+1 (502) 904-2126   One Westbrook Corporate Center, Suite 300, Westchester, IL 60154, USA   Site Map
ISSN: 2574 -1241

Impact Factor : 0.548

  Submit Manuscript

Review ArticleOpen Access

A Review of Factors Affecting Nursing Turnover in Japann

Volume 12 - Issue 3

Yoshiyuki Nagaya*

  • Author Information Open or Close
    • Kansai University of Social Welfare, Japan
    • *Corresponding author: Yoshiyuki Nagaya, Kansai University of Social Welfare, 380-3 Shinden, Ako, Hyogo 678-0255, Japan

Received: November 29, 2018;   Published: December 20, 2018

DOI: 10.26717/BJSTR.2018.12.002509

Full Text PDF

To view the Full Article   Peer-reviewed Article PDF


Background: High turnover among Japanese nurses is a significant issue. In 2012, 191,000 nurses joined the profession, while up to 161,000 left. If this trend continues, healthcare service delivery could be severely impacted. However, it is not clear why Japanese nurses leave the profession. There are no systematic reviews clarifying the complex interrelated personal, organizational, and socio-cultural factors that contribute to nurse turnover in Japan. Such insight may help when developing policies in response to this public health issue.

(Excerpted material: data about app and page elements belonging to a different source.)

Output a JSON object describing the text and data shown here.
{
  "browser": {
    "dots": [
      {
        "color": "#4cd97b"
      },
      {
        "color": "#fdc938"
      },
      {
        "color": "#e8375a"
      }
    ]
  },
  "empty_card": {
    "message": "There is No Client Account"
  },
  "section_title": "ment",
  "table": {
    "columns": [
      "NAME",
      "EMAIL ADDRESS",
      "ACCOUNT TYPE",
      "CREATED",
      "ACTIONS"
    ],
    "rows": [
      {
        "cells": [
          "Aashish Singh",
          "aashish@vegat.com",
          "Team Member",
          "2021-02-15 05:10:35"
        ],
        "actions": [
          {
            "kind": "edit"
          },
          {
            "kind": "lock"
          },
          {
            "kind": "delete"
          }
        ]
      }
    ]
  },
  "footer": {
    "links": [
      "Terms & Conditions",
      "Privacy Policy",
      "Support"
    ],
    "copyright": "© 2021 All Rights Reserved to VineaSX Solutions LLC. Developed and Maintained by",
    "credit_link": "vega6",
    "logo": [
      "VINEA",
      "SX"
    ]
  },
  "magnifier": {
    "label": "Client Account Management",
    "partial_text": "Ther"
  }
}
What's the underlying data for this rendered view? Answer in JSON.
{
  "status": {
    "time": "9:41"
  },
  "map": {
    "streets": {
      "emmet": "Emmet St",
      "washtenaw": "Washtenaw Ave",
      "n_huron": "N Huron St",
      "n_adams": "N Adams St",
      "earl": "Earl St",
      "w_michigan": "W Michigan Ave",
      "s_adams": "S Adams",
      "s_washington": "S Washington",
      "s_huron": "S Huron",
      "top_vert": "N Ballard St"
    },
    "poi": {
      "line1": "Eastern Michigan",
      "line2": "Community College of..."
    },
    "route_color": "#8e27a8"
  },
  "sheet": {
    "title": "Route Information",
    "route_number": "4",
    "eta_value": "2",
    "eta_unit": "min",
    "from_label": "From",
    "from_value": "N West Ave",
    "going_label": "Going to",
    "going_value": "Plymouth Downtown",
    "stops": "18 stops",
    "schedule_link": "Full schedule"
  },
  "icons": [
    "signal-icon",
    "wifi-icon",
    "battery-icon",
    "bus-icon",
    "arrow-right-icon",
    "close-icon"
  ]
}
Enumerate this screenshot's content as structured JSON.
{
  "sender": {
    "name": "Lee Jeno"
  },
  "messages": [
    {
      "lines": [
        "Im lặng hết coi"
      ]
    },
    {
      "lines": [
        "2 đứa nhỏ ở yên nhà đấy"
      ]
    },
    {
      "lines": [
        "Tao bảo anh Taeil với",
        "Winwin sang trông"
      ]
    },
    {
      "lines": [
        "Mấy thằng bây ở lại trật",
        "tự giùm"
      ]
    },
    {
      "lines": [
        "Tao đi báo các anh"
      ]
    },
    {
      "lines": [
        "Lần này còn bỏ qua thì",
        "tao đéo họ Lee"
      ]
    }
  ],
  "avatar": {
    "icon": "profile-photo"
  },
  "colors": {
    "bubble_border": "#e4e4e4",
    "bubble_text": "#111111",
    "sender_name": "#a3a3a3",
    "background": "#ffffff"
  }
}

Objective: This study aimed to identify factors affecting Japanese nurses’ intention to leave their current position and/or the career as a whole.

Methods: A structured review was conducted by researching primary research articles (in English-speaking journals) between 2006 and 2016. Four databases and Google Scholar were used to identify quantitative and qualitative studies focused on describing factors contributing to nursing turnover in Japan. Papers were screened and appraised using appropriate tools. A narrative synthesis was applied to papers included in the review. A thematic analysis was conducted on the findings from each paper.

Results: Ten papers were included in the review. Three themes emerged: personal factors, socio-cultural factors, and organizational factors. Relationships between these factors were identified, including associations with burnout and job dissatisfaction. Key factors contributing to job dissatisfaction and burnout included perceived unsuitability to the job, poor work environment, inadequate quality of care, low remuneration, and inexperience.

Conclusion: Various strategies may be implemented to address nurses’ intent to leave, including career development and training, flexible working arrangements, improved interpersonal relationships in the workplace, recognition of one’s work, health and wellness courses, and other educational programmers. Generalization regarding each particular nurse’s decision to leave his or her job, or the profession, is difficult to make. The interplay between various subjective and objective factors needs to be considered.

Abbreviations : Burnout; Intent to Leave; Japan; Job Dissatisfaction; Nurse; Turnover

Introduction| Methods| Results| Discussion| Conclusion| References|